Task to complete: Provide the material again, with every line intact and exact.

Supplied records:
────────────────────
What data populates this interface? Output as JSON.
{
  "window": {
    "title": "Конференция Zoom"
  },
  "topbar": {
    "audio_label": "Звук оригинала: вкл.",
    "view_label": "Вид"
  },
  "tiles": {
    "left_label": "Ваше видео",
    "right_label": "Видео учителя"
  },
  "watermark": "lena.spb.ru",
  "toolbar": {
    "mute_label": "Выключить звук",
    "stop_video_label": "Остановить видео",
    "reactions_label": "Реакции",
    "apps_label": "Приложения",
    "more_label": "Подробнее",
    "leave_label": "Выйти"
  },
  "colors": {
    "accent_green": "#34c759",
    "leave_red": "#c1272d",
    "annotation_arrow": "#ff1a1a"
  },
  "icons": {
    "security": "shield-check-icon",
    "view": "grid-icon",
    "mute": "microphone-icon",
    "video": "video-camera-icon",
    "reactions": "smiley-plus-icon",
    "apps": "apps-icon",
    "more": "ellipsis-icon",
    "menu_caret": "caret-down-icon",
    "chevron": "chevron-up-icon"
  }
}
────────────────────
Response below:
What data populates this interface? Output as JSON.
{
  "window": {
    "title": "Конференция Zoom"
  },
  "topbar": {
    "audio_label": "Звук оригинала: вкл.",
    "view_label": "Вид"
  },
  "tiles": {
    "left_label": "Ваше видео",
    "right_label": "Видео учителя"
  },
  "watermark": "lena.spb.ru",
  "toolbar": {
    "mute_label": "Выключить звук",
    "stop_video_label": "Остановить видео",
    "reactions_label": "Реакции",
    "apps_label": "Приложения",
    "more_label": "Подробнее",
    "leave_label": "Выйти"
  },
  "colors": {
    "accent_green": "#34c759",
    "leave_red": "#c1272d",
    "annotation_arrow": "#ff1a1a"
  },
  "icons": {
    "security": "shield-check-icon",
    "view": "grid-icon",
    "mute": "microphone-icon",
    "video": "video-camera-icon",
    "reactions": "smiley-plus-icon",
    "apps": "apps-icon",
    "more": "ellipsis-icon",
    "menu_caret": "caret-down-icon",
    "chevron": "chevron-up-icon"
  }
}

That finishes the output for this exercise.